Your goal: Every entry needs to be written out again exactly.

Given entries:
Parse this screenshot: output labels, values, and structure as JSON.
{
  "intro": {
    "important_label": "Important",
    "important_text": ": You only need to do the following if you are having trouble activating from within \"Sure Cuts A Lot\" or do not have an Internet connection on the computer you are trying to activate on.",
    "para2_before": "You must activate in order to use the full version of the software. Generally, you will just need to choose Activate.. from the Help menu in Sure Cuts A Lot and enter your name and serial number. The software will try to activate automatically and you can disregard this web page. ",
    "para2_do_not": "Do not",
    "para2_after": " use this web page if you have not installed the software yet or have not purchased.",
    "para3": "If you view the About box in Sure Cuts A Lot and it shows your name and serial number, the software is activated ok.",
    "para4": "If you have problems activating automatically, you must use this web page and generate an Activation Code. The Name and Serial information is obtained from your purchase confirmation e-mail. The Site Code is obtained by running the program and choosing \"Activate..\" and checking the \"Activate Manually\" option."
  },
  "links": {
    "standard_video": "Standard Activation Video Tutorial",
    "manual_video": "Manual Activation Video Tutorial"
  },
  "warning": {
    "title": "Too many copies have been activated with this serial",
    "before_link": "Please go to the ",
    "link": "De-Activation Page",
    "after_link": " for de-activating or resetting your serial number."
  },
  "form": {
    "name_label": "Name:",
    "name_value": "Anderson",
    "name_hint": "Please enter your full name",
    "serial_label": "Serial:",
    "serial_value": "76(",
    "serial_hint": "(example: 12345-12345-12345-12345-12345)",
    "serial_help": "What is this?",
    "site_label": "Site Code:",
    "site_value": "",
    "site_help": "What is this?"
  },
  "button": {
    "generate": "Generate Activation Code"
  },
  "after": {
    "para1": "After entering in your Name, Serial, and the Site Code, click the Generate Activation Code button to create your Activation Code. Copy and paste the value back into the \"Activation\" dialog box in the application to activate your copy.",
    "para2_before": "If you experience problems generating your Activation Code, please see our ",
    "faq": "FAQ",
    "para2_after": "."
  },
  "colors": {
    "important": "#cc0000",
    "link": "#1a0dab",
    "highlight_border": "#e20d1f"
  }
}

Problem solution:
Parse this screenshot: output labels, values, and structure as JSON.
{
  "intro": {
    "important_label": "Important",
    "important_text": ": You only need to do the following if you are having trouble activating from within \"Sure Cuts A Lot\" or do not have an Internet connection on the computer you are trying to activate on.",
    "para2_before": "You must activate in order to use the full version of the software. Generally, you will just need to choose Activate.. from the Help menu in Sure Cuts A Lot and enter your name and serial number. The software will try to activate automatically and you can disregard this web page. ",
    "para2_do_not": "Do not",
    "para2_after": " use this web page if you have not installed the software yet or have not purchased.",
    "para3": "If you view the About box in Sure Cuts A Lot and it shows your name and serial number, the software is activated ok.",
    "para4": "If you have problems activating automatically, you must use this web page and generate an Activation Code. The Name and Serial information is obtained from your purchase confirmation e-mail. The Site Code is obtained by running the program and choosing \"Activate..\" and checking the \"Activate Manually\" option."
  },
  "links": {
    "standard_video": "Standard Activation Video Tutorial",
    "manual_video": "Manual Activation Video Tutorial"
  },
  "warning": {
    "title": "Too many copies have been activated with this serial",
    "before_link": "Please go to the ",
    "link": "De-Activation Page",
    "after_link": " for de-activating or resetting your serial number."
  },
  "form": {
    "name_label": "Name:",
    "name_value": "Anderson",
    "name_hint": "Please enter your full name",
    "serial_label": "Serial:",
    "serial_value": "76(",
    "serial_hint": "(example: 12345-12345-12345-12345-12345)",
    "serial_help": "What is this?",
    "site_label": "Site Code:",
    "site_value": "",
    "site_help": "What is this?"
  },
  "button": {
    "generate": "Generate Activation Code"
  },
  "after": {
    "para1": "After entering in your Name, Serial, and the Site Code, click the Generate Activation Code button to create your Activation Code. Copy and paste the value back into the \"Activation\" dialog box in the application to activate your copy.",
    "para2_before": "If you experience problems generating your Activation Code, please see our ",
    "faq": "FAQ",
    "para2_after": "."
  },
  "colors": {
    "important": "#cc0000",
    "link": "#1a0dab",
    "highlight_border": "#e20d1f"
  }
}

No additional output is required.